Redistricting has been an issue for the Republican Hogan since he entered office in 2015, and he has tried to introduce reforms through the Democratic-majority General Assembly without success.
“Nowhere has gerrymandering been allowed to run more rampant than here in the state of Maryland,” said Hogan, announcing the establishment of the Citizens Redistricting Commission.
Gerrymandering is the centuries-old practice of one party drawing political boundaries to concentrate its voters in a district to gain an advantage or to disadvantage opponents.
“This commission is the first of its kind in the history of our state,” Hogan said.
The commission will be made up of three Republicans, three Democrats and three independents. Hogan named three co-chairs of the commission — Retired federal judge Alexander Williams; Dr. Kathleen Hetherington, president of Howard Community College; and Walter Olson, senior fellow at the Cato Institute’s Robert Levy Center for Constitutional Studies.
The other six commission members will be chosen from applications submitted by citizens.
“This time we want to make sure that the people of Maryland are actually the ones drawing these lines and not the politicians or the party bosses,” Hogan said.
The governor said the citizens commission would establish political districts that are fair, comply with the Constitution and the 1965 Voting Rights Act, respect natural boundaries and geography, and do not take into account citizens’ party affiliation.
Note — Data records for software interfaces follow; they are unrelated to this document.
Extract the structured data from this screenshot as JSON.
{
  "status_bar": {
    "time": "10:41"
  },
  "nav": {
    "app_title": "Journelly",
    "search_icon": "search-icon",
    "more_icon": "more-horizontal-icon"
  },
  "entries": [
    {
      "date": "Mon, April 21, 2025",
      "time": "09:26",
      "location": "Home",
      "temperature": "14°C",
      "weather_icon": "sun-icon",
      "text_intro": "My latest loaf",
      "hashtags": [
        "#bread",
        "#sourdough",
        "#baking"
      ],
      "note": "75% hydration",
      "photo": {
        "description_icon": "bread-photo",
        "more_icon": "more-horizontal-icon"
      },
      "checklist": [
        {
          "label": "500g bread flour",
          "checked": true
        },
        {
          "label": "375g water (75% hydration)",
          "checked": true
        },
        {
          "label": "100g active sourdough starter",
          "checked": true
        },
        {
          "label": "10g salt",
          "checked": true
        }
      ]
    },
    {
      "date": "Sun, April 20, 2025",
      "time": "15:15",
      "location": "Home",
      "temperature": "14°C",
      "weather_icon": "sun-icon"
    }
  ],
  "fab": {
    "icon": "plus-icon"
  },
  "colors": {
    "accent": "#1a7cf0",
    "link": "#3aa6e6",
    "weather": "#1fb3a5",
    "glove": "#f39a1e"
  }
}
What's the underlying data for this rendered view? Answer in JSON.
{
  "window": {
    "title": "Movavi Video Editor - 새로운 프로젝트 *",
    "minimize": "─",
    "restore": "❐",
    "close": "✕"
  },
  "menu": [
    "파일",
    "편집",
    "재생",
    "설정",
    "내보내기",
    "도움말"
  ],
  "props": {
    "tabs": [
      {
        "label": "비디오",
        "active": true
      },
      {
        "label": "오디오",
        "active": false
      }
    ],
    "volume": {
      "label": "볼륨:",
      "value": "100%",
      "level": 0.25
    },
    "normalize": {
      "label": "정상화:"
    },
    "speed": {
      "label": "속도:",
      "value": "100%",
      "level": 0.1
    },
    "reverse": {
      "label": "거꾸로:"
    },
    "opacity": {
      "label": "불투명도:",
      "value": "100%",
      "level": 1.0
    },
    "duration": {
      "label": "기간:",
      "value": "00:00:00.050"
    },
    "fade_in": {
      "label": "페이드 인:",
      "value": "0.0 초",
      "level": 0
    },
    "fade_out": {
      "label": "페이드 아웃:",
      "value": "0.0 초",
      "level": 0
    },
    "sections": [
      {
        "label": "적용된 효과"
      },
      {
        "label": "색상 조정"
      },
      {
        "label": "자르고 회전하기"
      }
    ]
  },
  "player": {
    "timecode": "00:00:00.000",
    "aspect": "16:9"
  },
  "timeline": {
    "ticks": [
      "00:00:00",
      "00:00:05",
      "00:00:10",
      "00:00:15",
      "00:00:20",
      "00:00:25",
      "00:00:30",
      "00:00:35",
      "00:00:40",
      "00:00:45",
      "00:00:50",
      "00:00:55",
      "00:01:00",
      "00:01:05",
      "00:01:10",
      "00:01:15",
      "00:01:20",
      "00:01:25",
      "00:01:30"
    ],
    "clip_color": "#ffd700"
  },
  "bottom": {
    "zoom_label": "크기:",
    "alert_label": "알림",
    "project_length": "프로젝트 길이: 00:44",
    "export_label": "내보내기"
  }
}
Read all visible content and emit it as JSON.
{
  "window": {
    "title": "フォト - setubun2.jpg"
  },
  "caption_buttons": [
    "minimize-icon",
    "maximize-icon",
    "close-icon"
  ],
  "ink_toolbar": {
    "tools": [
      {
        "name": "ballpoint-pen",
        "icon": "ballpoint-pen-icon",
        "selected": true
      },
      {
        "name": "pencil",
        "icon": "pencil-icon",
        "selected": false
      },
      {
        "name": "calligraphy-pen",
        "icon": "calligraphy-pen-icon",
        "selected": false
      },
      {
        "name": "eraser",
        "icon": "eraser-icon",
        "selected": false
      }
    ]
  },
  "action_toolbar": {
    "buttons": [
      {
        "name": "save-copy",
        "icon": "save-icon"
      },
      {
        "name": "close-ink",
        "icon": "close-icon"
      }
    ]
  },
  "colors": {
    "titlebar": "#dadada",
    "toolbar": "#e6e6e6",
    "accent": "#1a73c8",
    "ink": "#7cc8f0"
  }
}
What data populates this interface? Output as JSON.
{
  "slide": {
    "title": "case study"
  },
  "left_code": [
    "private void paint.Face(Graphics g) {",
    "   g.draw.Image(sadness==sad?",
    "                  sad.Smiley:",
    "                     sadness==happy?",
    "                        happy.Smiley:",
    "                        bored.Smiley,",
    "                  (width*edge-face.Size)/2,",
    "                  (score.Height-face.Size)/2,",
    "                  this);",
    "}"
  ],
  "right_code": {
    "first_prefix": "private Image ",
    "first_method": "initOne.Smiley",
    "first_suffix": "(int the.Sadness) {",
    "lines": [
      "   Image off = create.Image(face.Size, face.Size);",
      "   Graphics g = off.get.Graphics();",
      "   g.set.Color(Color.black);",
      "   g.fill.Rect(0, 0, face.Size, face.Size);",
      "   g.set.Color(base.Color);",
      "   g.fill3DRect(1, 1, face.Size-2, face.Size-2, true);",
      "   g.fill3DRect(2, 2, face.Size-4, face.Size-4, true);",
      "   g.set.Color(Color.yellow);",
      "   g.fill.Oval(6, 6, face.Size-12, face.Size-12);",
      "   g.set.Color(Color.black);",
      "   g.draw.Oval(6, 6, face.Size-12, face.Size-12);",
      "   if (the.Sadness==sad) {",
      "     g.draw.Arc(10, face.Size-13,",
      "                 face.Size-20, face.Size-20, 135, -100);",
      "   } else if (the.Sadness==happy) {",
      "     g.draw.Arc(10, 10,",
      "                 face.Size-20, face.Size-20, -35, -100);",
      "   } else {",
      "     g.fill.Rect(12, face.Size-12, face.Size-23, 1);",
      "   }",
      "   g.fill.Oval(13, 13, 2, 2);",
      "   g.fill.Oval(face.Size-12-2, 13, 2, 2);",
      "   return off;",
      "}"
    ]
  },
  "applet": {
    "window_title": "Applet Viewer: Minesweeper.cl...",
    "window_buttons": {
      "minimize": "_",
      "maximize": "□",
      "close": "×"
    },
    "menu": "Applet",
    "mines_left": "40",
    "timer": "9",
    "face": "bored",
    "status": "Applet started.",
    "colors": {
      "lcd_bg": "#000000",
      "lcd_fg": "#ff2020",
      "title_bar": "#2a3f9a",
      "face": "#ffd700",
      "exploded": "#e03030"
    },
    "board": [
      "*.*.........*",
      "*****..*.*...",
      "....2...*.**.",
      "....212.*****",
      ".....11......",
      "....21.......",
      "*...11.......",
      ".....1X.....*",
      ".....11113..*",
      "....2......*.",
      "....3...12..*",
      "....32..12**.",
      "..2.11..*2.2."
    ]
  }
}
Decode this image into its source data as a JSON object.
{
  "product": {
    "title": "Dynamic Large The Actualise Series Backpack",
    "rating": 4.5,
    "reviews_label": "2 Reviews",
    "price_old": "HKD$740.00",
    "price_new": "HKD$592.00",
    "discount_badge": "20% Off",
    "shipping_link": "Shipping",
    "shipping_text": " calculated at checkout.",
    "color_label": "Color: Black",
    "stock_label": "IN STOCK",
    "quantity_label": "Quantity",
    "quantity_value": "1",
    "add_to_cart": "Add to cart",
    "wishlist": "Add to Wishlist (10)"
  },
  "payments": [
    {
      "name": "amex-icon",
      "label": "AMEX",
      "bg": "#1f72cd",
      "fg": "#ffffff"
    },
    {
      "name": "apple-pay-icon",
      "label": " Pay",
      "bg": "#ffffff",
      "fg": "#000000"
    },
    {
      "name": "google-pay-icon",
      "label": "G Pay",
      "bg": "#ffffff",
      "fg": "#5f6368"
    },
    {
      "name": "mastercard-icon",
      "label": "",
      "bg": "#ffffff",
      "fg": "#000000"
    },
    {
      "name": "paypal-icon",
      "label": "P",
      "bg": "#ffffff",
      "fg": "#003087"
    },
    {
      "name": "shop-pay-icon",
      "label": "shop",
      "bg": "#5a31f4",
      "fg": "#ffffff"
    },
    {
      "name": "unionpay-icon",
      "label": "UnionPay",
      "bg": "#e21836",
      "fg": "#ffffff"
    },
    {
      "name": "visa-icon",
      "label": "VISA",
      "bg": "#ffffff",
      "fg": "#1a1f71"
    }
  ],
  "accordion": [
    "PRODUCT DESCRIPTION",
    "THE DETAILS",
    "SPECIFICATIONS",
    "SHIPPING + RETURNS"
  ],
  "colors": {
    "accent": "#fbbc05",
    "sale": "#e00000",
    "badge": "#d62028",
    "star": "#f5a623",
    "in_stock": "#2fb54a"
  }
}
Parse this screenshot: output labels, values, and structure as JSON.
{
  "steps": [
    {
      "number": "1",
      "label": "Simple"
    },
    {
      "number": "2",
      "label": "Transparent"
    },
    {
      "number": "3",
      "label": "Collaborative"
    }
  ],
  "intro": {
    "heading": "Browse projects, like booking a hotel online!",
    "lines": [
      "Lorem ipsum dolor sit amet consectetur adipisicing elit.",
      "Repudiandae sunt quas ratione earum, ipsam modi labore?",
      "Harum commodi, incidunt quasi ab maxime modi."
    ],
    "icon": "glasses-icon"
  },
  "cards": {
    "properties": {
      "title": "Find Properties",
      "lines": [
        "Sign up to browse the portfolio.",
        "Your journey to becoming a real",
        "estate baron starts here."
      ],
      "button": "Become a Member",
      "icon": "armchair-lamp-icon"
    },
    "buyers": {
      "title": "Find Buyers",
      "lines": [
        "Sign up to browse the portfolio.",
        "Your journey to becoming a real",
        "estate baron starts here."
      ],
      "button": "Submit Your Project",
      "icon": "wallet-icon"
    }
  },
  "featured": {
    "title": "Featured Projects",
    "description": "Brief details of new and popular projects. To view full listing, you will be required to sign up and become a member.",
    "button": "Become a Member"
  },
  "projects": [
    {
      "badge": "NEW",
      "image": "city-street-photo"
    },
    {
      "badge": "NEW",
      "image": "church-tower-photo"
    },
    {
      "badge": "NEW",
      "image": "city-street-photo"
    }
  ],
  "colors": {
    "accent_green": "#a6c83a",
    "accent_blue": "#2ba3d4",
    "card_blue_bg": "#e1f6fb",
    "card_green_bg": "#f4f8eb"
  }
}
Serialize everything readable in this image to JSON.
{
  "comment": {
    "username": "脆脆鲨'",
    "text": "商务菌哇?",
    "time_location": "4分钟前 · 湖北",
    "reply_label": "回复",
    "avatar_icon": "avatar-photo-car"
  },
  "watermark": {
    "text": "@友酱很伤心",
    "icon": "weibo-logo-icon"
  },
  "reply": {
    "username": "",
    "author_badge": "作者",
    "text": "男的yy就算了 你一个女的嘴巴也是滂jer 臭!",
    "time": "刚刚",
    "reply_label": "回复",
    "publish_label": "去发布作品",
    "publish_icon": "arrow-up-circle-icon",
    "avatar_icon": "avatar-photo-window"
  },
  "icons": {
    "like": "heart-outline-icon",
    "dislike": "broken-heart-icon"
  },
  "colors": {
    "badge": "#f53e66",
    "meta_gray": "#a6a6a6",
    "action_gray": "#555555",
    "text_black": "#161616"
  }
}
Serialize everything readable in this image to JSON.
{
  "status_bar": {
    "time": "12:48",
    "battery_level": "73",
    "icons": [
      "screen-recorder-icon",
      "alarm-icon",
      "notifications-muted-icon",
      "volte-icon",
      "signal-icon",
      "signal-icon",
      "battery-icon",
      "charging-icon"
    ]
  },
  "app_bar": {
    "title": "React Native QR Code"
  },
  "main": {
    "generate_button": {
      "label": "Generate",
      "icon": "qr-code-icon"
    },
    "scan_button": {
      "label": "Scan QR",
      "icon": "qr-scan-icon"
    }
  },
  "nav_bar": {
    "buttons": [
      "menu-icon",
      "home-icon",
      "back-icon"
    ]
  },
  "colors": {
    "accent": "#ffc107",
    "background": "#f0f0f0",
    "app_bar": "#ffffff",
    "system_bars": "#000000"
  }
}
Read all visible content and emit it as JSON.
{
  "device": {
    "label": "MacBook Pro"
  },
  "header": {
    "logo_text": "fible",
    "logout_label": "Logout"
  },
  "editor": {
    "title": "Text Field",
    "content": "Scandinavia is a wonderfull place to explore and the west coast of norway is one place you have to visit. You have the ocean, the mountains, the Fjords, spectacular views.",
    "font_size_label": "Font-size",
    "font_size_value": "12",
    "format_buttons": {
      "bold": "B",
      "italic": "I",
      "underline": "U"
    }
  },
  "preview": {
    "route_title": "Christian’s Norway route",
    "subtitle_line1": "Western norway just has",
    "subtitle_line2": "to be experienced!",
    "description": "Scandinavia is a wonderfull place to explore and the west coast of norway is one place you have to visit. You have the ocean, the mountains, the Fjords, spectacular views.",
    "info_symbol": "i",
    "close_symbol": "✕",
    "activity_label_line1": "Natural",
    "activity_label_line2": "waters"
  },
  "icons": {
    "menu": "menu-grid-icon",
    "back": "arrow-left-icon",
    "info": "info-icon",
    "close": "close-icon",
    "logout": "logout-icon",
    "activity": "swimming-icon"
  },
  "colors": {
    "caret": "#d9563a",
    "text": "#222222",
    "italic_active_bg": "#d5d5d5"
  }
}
To buttress his call for reform, Hogan pointed out that registered Democrats outnumber registered Republicans 2 to 1 in Maryland, but on Capitol Hill, in the House of Representatives, Maryland Democrats outnumber Republicans 7 to 1.